Jonathan’s Leadership and Tragedy
Both Alexander I and Demetrius II sought allies, leading to favorable peace terms with the Maccabees. Jonathan became the civil and military governor of Judaea. Unfortunately, another contender for the Seleucid throne, Trypho, murdered Jonathan in 142 B.C Parthian Expansion and Seleucid Decline.
Simon Takes Charge
Mattathias’s last living son, Simon, continued Jonathan’s work. In exchange for Jewish support against Trypho’s rebellion, Demetrius II granted full independence, renouncing tribute claims. Simon became the hereditary high priest and king. However, his reign ended tragically; after defeating Antiochus VII, Simon was assassinated by his son-in-law Ptolemy, who aspired to the throne. Ptolemy was defeated by Simon’s son, John Hyrcanus I, who became the next king, leading Israel in new directions.
Parthia’s Philhellenic Period

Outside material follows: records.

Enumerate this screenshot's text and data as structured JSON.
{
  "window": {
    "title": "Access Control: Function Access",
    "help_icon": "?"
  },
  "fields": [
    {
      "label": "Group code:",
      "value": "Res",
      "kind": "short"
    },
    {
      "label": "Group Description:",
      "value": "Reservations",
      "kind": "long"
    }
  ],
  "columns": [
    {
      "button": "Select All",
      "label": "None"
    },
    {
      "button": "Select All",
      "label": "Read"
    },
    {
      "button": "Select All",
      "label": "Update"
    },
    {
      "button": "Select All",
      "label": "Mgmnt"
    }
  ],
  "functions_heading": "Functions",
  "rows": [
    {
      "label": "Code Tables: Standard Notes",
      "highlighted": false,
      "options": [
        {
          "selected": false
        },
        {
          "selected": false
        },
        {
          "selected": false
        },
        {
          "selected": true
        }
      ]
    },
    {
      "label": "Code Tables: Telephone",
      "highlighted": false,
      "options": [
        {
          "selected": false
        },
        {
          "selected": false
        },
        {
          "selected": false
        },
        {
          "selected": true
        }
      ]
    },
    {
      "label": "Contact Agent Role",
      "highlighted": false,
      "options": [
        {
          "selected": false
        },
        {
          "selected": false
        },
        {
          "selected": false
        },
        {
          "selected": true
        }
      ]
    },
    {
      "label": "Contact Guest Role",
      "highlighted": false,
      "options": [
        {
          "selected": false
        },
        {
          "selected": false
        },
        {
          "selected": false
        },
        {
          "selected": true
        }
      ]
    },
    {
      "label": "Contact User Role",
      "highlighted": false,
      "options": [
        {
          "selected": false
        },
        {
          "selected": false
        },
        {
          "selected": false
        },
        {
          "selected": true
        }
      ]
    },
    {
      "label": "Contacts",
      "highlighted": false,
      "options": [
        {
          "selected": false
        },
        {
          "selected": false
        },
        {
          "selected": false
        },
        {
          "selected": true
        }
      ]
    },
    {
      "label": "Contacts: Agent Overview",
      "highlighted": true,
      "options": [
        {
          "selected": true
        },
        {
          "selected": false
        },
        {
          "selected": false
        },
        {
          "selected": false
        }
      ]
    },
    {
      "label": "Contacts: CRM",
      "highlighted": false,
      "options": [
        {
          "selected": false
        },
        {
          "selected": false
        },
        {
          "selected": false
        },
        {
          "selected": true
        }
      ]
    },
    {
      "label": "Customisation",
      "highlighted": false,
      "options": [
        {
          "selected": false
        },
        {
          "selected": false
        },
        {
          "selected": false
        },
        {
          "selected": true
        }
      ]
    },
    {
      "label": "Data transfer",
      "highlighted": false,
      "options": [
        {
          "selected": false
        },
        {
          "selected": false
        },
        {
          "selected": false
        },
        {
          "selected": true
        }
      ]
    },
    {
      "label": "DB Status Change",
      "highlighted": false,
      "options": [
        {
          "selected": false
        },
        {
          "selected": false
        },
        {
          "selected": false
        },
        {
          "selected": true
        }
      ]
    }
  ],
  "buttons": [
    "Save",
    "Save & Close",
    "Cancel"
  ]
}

Mithradates I (171-138) is considered the true founder of the Parthian Empire. Facing an invasion from Antiochus Epiphanes, Mithradates seized the initiative Tours Bulgaria Beglik Tash, conquering all of Iran and Iraq in a remarkable twenty-year campaign (160-140). Demetrius II, attempting to challenge Mithradates, was outmaneuvered, defeated, and captured, but Mithradates, displaying kindness, made him governor of Hyrcania and gave him a daughter in marriage. Portraying himself as the restorer of the Achaemenid empire to the Medes and Persians and as a friend to the Greeks, he earned the nickname “Philhellene” on his coins.